At least when it comes to the dynamics of the good guys versus the bad guys, Abrams and Kasdan attempt to flip it around. After the Rebels won in “Return Of The Jedi”, a new Republic was established, while the defeated Empire — now the outsiders — eventually re-grouped as the First Order. Intentional or otherwise, there are shades of real-world affairs in here. While the fanatical First Order is clearly based on the Nazis, its most direct parallel today are well funded, insanely committed terrorist organisations like ISIS. It’s too bad though that the filmmakers choose to confuse things by naming the good guys The Resistance, and making the ruling Republic seem like they’re not really in charge of anything.
Along with these fairly noticeable flaws, there are smaller niggles like composer John Williams’ disappointing lack of any memorable new themes in his score. Truth be told, I’m not too bothered by any of this. Some of the film’s so-called problems, such as leaving things unexplained or unresolved are actually a plus point for me. People seem to forget that these are episodic stories by design. I am certain that most of these issues will be addressed come Episodes VIII and IX. Personally, I think it’s smart to take the slow & steady approach to the development of characters like Rey and Kylo Ren over the course of the trilogy. As of now, they’re off to a great start. The same can be said for the franchise itself.

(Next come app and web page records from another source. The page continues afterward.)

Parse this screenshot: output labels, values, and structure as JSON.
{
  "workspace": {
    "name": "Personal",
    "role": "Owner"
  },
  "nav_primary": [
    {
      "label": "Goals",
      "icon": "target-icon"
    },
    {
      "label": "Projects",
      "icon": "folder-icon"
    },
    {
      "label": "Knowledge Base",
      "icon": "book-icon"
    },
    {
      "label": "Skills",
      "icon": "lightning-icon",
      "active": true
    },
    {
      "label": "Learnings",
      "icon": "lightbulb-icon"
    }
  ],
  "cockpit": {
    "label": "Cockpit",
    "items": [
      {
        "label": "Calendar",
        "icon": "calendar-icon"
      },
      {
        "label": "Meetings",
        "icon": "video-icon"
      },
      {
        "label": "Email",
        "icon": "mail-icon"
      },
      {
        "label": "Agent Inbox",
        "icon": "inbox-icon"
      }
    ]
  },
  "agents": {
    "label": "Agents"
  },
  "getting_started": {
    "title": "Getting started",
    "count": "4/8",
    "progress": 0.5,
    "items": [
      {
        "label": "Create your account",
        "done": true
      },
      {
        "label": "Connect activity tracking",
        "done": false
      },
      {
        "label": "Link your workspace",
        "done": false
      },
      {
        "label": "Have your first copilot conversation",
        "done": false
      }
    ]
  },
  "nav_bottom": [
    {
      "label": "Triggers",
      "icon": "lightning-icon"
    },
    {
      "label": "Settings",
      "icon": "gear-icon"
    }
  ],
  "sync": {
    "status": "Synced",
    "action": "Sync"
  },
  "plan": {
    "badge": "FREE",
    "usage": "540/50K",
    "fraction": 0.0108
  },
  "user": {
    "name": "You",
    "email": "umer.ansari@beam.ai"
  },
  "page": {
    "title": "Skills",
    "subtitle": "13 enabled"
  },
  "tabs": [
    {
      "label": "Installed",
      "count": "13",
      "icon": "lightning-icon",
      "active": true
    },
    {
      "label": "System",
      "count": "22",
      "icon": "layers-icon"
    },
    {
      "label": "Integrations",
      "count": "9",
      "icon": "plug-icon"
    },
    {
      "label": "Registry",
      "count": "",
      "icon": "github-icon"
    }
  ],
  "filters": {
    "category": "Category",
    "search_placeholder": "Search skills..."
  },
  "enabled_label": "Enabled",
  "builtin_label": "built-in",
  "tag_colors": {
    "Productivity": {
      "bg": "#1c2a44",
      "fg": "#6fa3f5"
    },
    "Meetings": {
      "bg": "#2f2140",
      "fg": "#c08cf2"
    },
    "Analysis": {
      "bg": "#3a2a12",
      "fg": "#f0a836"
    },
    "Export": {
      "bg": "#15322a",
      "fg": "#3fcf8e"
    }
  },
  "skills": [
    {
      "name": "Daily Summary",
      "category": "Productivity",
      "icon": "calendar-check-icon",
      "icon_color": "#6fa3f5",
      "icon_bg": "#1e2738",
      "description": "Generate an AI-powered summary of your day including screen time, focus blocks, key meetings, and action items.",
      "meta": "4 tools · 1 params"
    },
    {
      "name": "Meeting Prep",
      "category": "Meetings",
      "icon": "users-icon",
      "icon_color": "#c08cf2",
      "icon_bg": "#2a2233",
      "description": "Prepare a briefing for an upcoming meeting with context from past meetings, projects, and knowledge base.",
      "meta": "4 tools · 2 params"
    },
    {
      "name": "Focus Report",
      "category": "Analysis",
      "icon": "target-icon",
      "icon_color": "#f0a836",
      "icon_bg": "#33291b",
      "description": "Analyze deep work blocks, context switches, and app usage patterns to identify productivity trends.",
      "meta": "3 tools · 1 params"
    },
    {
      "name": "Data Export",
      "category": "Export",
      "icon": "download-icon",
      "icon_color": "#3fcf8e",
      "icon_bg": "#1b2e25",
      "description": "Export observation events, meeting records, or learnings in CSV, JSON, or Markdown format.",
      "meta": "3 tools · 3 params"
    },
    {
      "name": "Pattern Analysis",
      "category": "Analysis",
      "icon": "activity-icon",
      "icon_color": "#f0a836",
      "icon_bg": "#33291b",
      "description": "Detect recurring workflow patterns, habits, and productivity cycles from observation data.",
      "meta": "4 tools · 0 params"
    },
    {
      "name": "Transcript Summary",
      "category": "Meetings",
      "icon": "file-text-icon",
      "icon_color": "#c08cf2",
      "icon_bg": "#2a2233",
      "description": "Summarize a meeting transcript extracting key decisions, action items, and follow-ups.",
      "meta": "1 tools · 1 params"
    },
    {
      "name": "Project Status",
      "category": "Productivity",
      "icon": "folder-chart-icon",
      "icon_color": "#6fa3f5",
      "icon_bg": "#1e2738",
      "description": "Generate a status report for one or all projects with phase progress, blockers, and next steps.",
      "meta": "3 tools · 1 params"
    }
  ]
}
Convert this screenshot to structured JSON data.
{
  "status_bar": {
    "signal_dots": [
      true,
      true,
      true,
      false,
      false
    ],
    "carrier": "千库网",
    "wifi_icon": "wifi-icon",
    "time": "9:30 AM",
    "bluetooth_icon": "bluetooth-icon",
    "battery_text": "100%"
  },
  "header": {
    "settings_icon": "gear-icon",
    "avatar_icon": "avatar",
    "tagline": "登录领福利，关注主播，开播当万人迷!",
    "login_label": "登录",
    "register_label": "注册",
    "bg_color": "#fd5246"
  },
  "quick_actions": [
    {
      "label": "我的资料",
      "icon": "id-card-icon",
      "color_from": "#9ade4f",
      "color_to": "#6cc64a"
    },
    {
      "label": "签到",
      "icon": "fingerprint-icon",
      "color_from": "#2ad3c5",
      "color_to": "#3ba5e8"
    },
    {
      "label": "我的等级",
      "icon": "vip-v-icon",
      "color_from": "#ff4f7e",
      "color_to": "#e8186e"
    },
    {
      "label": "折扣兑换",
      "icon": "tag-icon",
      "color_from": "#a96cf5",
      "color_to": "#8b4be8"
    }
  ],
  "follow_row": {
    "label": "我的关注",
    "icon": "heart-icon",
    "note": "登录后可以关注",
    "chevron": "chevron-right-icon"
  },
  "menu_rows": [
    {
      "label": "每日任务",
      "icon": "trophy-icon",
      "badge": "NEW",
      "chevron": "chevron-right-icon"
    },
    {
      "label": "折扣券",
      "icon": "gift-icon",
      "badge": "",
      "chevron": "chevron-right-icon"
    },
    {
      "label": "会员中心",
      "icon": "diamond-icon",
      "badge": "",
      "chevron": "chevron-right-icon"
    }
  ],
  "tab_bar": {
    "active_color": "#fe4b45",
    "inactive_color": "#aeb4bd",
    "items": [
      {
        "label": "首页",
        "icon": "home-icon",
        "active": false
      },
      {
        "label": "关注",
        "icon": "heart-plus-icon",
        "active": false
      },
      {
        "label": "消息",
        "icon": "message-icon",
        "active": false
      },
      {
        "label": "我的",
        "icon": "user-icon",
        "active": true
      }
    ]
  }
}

The film’s imperfections are a relatively small price to pay for what Abrams and co have accomplished. They’ve made a terrifically fun piece of popcorn entertainment, by treating the material with love and respect then imbuing it with loads of heart. Sure, some of the movie’s appeal may be down to nostalgia, but no amount of rose-tinted sentimentality can overcome bad filmmaking. “The Force Awakens” is a damn good film, plain and simple.
Just like how the Force has been restored to its mystical spiritual status, “Star Wars” has finally regained that intangible magical feeling. It’s in that glint in my little boy’s eye. It’s in the renewed optimism of longtime fans everywhere that the return to that galaxy far, far away isn’t just about selling toys or lunch boxes anymore. It’s about telling timeless human fables with passion and skill, in the grandest, most rousing and most imaginative ways.
The Force is with us again.